Will Steffen, climate researcher at the ANU, says Labor’s targets of 45% reduction by 2030 and zero emissions by 2050 won’t contain global heating to 1.5 degrees above pre-industrial levels. And he has the maths to prove it. See here in The Conversation.
Here is what he recommends:
- cut domestic emissions by 50% by 2030
- move the net-zero target date forward to 2045, or, preferably 2040
- ban new fossil fuel developments of any kind, for either export or domestic use
And this morning the Prime Minister re-announced the Coalition’s $2 billion ‘Climate Solutions Fund’ – an extension of Tony Abbott’s Emissions Reduction Fund (ERF). (First announced in June last year.) However analysis of that policy shows it has been flatlining since 2017, see below.

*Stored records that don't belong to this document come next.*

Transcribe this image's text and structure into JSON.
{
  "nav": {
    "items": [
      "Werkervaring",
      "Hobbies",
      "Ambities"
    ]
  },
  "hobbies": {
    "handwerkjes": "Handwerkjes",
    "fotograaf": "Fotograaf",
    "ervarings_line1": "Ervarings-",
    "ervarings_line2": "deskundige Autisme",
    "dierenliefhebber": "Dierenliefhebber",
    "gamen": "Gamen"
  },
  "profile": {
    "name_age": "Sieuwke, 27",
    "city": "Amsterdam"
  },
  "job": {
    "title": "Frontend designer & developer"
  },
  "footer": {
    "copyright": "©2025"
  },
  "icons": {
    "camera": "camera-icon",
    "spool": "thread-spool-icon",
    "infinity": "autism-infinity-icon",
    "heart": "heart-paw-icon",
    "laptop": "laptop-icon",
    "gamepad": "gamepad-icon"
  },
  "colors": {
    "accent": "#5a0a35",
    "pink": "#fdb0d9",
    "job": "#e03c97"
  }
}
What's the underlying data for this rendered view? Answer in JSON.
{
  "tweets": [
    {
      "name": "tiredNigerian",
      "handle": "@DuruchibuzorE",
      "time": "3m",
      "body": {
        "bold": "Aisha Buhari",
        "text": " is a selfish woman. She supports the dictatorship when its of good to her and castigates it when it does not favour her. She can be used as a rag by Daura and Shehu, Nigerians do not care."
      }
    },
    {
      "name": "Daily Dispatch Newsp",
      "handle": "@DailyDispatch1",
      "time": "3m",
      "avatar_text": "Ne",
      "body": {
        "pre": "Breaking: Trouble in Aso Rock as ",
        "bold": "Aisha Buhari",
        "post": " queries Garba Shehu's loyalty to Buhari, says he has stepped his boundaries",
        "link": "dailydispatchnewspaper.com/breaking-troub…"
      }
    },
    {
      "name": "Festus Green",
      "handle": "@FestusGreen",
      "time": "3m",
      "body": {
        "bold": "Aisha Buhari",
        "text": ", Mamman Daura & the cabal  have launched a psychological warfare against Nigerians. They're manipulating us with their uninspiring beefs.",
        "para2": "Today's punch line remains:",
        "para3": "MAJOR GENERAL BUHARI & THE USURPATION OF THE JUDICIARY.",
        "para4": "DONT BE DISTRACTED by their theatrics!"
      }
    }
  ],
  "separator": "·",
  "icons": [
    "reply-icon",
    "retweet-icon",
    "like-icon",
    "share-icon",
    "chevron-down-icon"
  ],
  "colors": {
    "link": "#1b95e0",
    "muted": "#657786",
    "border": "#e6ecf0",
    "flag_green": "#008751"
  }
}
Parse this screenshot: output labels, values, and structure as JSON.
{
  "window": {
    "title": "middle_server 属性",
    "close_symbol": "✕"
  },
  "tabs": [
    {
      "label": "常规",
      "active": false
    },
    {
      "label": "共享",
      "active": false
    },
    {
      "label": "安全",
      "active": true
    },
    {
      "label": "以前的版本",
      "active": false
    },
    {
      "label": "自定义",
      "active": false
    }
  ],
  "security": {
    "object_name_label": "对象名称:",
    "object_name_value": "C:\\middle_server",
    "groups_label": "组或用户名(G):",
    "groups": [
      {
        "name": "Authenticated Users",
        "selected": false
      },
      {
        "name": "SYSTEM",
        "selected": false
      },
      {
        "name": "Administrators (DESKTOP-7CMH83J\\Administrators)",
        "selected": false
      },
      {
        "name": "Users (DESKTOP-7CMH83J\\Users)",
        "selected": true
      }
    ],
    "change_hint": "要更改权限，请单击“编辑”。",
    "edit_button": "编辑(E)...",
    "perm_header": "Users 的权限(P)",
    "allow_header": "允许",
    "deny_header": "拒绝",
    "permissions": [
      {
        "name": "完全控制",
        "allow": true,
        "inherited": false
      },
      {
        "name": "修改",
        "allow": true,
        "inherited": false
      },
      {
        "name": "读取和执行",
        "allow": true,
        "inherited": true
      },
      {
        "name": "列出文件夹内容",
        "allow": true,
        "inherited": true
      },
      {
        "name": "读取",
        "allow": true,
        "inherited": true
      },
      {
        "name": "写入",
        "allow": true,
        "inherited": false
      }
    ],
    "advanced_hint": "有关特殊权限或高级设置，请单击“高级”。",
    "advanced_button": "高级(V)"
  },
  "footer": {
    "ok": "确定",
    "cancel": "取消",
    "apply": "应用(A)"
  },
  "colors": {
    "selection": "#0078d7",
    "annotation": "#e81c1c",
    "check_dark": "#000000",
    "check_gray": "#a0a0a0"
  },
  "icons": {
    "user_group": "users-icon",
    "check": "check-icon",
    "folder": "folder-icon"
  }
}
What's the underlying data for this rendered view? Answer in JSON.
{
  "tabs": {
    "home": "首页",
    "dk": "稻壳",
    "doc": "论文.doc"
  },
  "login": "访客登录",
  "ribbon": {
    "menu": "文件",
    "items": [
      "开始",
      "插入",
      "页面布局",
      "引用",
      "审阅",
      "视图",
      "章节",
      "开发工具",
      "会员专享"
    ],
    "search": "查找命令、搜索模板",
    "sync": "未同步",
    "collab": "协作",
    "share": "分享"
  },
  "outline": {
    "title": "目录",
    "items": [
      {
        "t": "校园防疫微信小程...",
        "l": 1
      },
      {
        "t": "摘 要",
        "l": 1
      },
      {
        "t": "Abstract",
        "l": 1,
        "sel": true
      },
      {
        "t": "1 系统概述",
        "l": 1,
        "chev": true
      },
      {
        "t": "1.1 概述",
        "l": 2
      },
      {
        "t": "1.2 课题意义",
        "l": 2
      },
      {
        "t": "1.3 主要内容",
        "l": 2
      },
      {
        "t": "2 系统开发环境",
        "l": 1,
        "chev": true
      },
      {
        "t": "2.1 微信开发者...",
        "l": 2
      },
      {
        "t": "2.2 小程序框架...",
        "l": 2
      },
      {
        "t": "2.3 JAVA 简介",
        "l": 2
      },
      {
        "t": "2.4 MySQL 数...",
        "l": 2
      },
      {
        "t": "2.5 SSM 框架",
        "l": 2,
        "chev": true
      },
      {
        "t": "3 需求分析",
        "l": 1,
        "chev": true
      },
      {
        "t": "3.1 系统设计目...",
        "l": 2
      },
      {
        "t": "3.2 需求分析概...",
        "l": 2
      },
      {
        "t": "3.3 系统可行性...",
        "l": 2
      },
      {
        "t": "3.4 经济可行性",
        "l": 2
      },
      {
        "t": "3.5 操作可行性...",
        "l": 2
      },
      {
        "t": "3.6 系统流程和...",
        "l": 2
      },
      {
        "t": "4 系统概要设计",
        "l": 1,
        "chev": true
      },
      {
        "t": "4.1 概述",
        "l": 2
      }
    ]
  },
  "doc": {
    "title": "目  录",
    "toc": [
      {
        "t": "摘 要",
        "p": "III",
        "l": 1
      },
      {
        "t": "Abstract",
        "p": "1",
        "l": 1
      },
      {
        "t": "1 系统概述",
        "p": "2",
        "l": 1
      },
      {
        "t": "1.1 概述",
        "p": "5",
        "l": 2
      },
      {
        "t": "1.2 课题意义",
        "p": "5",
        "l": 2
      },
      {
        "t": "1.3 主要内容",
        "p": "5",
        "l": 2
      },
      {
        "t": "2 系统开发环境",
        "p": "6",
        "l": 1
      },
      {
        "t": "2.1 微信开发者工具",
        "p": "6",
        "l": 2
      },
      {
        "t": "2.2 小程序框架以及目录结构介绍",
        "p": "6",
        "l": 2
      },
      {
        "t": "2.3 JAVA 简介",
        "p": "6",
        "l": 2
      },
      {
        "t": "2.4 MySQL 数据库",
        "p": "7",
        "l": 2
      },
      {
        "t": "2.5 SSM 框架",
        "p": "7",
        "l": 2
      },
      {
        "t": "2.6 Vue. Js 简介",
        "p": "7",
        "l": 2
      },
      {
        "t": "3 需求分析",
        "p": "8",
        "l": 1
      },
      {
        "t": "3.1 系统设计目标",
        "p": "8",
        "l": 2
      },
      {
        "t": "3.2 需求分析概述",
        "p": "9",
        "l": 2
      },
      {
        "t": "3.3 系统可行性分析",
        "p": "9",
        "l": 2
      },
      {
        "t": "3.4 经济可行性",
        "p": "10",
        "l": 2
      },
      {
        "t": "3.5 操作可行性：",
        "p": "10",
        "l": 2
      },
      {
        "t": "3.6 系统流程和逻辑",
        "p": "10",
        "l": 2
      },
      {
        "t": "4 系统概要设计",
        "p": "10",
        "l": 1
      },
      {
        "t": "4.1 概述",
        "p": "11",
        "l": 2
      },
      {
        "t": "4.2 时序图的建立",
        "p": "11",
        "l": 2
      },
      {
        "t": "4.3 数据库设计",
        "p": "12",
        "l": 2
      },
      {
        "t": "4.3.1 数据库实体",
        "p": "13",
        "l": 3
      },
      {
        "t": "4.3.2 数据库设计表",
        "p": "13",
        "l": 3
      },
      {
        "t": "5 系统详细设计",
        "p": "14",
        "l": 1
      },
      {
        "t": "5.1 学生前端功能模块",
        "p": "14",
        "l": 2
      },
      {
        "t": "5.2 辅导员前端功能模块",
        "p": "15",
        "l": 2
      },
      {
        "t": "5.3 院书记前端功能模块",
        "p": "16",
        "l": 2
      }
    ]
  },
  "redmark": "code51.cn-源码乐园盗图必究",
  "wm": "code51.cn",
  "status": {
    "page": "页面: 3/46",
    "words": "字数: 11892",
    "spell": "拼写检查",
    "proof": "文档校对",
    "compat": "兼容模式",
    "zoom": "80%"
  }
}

Listen here for Will Steffen telling the PM that extra funding won’t help.
Back in June 2019 the ABC reported numerous cancelled contracts under the ERF meaning 20% of anticipated reductions in emissions did not happen and the fund was underspent.
Associate Professor Paul Burke, an energy economist from the ANU, said he was not surprised auctioned contracts were failing because this type of policy required the Government to manage a large number of individual projects.
“This was the experience with the Howard-era Greenhouse Gas Abatement Program (GGAP) also. History repeats,” he said.
“Ideally, Australia would not rely on a process that involves government sponsorship and monitoring of individual projects.”
A spokesperson for the Clean Energy Regulator, which oversees the auctions, told the ABC the failure of contracts was part of the design of the system — it’s a form of flexibility that allows more companies to take part.
The Emissions Reduction Fund is designed to encourage participation by allowing flexibility in some circumstances for contracts that are successful at auction.
This means that not all projects will come to fruition so it is normal for some contracts to lapse or terminate.
“This flexibility has facilitated project registrations and ensured a high-level of participation under the scheme.”
Contracts are only paid after the emissions reductions occur, so money which was earmarked but never actually spent returns to the fund.
Because of that, the amount of money sitting in the fund has stayed relatively stable for two years, currently at $226 million.